The only lesson to be learned is the abolition of nuclear energy, isn't it?
No. In the past 25 years since Chernobyl, we learned not to be afraid, but to be wise and to be cautious. People keep flying with planes even though there are so many airborne catastrophes.
The world has learned so much from the Chernobyl catastrophe and it will learn more from the catastrophe in Japan. Maybe in the future there won't be nuclear power plants in areas that are potentially threatened by earthquakes. But to give up completely the development of nuclear energy is not the wisest decision.
Nuclear energy is still the least polluting, cheapest energy. Sweden, for example, develops its nuclear energy technology and therefore has much less CO2 pollution than Denmark, which has its emphasis on renewable energy.
So giving up nuclear energy is no option for Ukraine?
No, this is no option. The point is not about giving up nuclear energy. The point is how to really make use of nuclear energy safe. First we have to improve our energy efficiency; afterwards we can reduce use of nuclear energy.

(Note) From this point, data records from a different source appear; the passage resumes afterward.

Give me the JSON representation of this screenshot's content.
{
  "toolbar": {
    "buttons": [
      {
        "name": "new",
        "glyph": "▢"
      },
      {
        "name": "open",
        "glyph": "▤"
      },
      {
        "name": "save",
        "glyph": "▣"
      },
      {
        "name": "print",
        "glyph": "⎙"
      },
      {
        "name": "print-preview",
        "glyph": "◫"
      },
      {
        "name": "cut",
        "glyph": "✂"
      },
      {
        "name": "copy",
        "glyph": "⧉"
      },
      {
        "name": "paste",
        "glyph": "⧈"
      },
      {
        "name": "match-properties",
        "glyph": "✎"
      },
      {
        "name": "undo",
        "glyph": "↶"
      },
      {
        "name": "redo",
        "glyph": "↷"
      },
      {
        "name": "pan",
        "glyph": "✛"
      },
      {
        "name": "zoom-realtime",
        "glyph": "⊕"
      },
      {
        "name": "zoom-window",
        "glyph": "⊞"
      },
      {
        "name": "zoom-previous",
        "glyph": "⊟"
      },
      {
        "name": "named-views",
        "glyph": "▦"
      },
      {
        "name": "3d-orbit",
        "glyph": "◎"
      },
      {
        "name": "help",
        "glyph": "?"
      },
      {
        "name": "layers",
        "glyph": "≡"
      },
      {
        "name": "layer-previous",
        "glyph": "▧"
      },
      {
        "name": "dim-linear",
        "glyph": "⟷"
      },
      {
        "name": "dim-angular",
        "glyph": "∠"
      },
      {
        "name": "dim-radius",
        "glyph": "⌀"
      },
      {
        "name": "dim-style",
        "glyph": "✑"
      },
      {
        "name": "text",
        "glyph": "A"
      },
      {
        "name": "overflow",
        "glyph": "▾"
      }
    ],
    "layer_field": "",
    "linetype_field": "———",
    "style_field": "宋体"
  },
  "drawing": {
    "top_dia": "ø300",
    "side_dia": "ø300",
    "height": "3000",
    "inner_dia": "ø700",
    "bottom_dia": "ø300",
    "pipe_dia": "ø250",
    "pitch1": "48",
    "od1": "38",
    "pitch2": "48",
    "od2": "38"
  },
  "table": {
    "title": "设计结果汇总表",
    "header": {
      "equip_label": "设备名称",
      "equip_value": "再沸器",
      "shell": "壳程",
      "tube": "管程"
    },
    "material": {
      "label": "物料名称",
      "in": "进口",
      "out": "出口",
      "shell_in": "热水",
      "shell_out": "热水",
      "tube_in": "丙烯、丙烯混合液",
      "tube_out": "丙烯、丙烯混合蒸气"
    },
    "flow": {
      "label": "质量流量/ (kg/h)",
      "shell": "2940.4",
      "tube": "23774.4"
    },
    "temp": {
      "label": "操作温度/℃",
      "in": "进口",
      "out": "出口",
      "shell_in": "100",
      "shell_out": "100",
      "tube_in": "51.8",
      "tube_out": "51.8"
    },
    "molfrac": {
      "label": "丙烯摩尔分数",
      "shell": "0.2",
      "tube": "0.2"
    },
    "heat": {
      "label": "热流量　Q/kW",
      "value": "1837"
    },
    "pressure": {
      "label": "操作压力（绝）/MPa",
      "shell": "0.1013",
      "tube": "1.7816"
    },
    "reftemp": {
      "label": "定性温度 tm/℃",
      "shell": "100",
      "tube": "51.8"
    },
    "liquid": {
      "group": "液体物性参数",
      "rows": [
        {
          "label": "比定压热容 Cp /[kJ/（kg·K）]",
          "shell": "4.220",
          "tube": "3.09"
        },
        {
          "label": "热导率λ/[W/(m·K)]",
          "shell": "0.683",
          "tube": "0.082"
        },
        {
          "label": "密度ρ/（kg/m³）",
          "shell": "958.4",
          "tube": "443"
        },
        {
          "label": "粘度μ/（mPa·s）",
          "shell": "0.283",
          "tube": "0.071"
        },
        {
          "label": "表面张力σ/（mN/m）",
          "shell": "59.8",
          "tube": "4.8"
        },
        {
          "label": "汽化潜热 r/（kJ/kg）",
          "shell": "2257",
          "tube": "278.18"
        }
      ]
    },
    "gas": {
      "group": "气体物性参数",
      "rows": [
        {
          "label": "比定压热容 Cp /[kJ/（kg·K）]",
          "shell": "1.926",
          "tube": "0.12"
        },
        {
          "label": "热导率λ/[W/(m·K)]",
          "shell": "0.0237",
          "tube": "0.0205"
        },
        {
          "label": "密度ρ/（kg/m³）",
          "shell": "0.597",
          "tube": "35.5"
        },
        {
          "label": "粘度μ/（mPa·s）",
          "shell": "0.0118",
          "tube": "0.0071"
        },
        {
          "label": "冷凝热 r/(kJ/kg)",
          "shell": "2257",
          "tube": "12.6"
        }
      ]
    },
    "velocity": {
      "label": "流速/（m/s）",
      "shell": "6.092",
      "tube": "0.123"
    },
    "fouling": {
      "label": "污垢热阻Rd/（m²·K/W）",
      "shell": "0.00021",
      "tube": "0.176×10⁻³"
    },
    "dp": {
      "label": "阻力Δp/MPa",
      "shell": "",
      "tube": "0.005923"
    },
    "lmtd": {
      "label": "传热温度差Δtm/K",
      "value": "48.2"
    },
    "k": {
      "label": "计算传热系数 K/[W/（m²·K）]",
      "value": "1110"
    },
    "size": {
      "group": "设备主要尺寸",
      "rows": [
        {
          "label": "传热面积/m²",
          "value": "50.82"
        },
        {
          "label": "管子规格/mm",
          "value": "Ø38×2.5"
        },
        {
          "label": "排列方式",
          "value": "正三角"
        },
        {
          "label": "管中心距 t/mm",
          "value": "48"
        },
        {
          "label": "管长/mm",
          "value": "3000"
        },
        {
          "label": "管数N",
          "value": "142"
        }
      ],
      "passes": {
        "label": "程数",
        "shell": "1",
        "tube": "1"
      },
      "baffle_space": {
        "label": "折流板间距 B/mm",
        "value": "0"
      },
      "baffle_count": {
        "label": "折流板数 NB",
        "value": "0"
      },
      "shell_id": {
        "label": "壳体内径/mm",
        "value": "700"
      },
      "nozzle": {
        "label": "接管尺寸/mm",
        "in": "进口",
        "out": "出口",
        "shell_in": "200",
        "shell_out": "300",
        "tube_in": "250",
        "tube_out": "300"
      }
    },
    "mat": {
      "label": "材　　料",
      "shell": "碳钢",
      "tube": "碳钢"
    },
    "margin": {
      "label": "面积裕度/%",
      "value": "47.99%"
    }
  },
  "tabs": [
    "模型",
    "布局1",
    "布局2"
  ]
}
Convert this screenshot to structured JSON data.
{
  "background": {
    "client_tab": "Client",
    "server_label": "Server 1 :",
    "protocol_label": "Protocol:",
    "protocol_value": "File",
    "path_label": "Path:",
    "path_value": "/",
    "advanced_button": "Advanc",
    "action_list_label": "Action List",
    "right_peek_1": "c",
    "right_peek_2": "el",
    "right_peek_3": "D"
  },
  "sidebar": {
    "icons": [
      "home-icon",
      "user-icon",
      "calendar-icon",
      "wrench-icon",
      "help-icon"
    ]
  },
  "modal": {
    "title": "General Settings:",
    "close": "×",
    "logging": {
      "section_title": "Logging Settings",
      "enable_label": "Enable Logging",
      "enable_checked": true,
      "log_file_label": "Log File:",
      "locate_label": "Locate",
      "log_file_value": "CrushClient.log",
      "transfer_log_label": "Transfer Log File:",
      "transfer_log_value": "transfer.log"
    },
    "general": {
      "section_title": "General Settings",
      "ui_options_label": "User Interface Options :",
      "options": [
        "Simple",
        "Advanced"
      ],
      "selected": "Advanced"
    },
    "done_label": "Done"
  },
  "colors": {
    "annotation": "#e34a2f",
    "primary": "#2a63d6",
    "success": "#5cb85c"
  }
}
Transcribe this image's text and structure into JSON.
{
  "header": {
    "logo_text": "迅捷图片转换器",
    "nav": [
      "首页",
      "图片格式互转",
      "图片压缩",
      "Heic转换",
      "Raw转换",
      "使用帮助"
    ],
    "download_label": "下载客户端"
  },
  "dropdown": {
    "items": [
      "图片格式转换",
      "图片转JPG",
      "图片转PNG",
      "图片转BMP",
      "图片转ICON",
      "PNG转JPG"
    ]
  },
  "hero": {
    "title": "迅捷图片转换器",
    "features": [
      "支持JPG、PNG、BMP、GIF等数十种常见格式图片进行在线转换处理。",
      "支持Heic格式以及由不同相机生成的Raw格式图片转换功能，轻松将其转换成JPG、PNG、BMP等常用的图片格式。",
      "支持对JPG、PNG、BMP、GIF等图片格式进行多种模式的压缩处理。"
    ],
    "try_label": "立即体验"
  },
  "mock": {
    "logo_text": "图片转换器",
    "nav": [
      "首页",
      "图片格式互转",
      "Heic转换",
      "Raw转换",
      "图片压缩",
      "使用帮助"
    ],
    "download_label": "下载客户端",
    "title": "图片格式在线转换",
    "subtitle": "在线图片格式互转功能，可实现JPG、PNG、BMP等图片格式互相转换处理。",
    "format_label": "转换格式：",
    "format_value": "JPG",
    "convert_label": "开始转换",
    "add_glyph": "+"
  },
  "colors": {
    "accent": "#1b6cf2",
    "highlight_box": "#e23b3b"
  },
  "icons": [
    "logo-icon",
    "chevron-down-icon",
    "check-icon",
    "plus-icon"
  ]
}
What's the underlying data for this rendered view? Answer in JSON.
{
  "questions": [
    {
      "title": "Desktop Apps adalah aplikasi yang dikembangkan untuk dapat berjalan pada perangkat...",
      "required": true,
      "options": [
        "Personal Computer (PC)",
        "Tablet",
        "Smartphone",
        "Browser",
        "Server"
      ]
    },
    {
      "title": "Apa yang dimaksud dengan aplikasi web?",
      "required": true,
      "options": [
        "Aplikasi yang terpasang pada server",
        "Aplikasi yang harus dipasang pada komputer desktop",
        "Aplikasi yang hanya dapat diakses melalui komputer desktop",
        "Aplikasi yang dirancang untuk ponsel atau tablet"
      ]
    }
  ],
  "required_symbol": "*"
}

Are your nuclear plants earthquake-resistant?
Yes, regarding the likely magnitude of earthquakes in Ukraine. The last big earthquake in Ukraine occurred in 1927, hitting the Crimean Peninsula. After Chernobyl, we stopped a project to build a nuclear power plant on Crimea. There are no plans to build plants in areas that can be hit by earthquakes. We only build plans in areas which have never before experienced earthquakes. Our nuclear power stations are built on geologically stable platforms.
How will Ukraine commemorate the 25th anniversary of the Chernobyl catastrophe?
There will be three major events. On 19 April we have the afore-mentioned Kiev summit on the innovative and safe use of nuclear energy and a pledging conference. On 20 April there will be a scientific and practical conference which is co-organised together with German institutions. On 26 April, the day of the tragedy, there will be some ceremonies dedicated to the memory of those who gave their lives to save us from the worst consequences of the catastrophe. The so-called liquidators will have their gatherings, too.